### Exercise directions:
Write out the records in full and without alteration, setting aside their pictures.

- - - -

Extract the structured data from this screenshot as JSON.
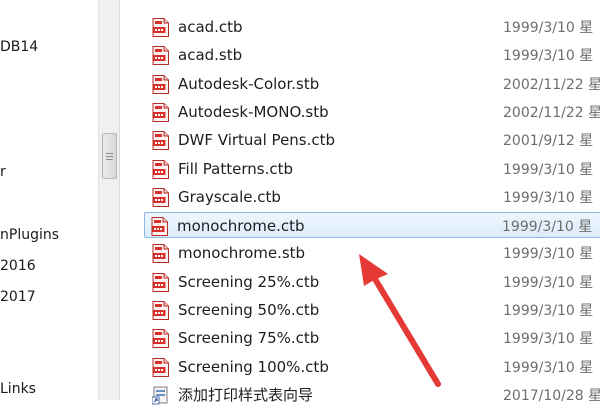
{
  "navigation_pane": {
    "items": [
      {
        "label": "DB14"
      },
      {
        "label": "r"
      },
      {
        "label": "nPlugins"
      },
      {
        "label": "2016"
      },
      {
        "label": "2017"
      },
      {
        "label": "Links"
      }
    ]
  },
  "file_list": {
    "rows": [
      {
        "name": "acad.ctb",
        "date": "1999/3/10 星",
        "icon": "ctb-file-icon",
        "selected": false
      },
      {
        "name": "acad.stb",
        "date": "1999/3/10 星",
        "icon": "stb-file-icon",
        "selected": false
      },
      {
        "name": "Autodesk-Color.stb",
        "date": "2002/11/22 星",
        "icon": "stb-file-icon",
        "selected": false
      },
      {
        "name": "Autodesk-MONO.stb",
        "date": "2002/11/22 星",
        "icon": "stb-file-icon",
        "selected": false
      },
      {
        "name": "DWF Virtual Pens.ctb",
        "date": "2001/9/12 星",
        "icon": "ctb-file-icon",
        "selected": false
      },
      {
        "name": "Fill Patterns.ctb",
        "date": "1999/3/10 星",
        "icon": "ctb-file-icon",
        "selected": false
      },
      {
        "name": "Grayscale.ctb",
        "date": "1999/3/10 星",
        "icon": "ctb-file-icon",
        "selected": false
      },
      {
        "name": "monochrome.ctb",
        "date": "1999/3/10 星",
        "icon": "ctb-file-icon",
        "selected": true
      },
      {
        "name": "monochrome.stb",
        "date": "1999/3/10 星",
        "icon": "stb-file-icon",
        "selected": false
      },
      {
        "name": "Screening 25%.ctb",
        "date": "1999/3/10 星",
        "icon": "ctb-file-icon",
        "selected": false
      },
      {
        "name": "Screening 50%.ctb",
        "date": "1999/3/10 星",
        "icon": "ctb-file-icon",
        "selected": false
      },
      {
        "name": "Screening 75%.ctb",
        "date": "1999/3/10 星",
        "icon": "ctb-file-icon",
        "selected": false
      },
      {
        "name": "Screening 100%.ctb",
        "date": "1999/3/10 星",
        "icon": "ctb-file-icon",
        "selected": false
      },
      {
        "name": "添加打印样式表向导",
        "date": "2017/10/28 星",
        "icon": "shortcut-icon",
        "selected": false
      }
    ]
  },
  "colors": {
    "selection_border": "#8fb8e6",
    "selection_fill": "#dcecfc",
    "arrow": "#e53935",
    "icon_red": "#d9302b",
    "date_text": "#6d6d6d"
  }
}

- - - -

### Response area:
Extract the structured data from this screenshot as JSON.
{
  "navigation_pane": {
    "items": [
      {
        "label": "DB14"
      },
      {
        "label": "r"
      },
      {
        "label": "nPlugins"
      },
      {
        "label": "2016"
      },
      {
        "label": "2017"
      },
      {
        "label": "Links"
      }
    ]
  },
  "file_list": {
    "rows": [
      {
        "name": "acad.ctb",
        "date": "1999/3/10 星",
        "icon": "ctb-file-icon",
        "selected": false
      },
      {
        "name": "acad.stb",
        "date": "1999/3/10 星",
        "icon": "stb-file-icon",
        "selected": false
      },
      {
        "name": "Autodesk-Color.stb",
        "date": "2002/11/22 星",
        "icon": "stb-file-icon",
        "selected": false
      },
      {
        "name": "Autodesk-MONO.stb",
        "date": "2002/11/22 星",
        "icon": "stb-file-icon",
        "selected": false
      },
      {
        "name": "DWF Virtual Pens.ctb",
        "date": "2001/9/12 星",
        "icon": "ctb-file-icon",
        "selected": false
      },
      {
        "name": "Fill Patterns.ctb",
        "date": "1999/3/10 星",
        "icon": "ctb-file-icon",
        "selected": false
      },
      {
        "name": "Grayscale.ctb",
        "date": "1999/3/10 星",
        "icon": "ctb-file-icon",
        "selected": false
      },
      {
        "name": "monochrome.ctb",
        "date": "1999/3/10 星",
        "icon": "ctb-file-icon",
        "selected": true
      },
      {
        "name": "monochrome.stb",
        "date": "1999/3/10 星",
        "icon": "stb-file-icon",
        "selected": false
      },
      {
        "name": "Screening 25%.ctb",
        "date": "1999/3/10 星",
        "icon": "ctb-file-icon",
        "selected": false
      },
      {
        "name": "Screening 50%.ctb",
        "date": "1999/3/10 星",
        "icon": "ctb-file-icon",
        "selected": false
      },
      {
        "name": "Screening 75%.ctb",
        "date": "1999/3/10 星",
        "icon": "ctb-file-icon",
        "selected": false
      },
      {
        "name": "Screening 100%.ctb",
        "date": "1999/3/10 星",
        "icon": "ctb-file-icon",
        "selected": false
      },
      {
        "name": "添加打印样式表向导",
        "date": "2017/10/28 星",
        "icon": "shortcut-icon",
        "selected": false
      }
    ]
  },
  "colors": {
    "selection_border": "#8fb8e6",
    "selection_fill": "#dcecfc",
    "arrow": "#e53935",
    "icon_red": "#d9302b",
    "date_text": "#6d6d6d"
  }
}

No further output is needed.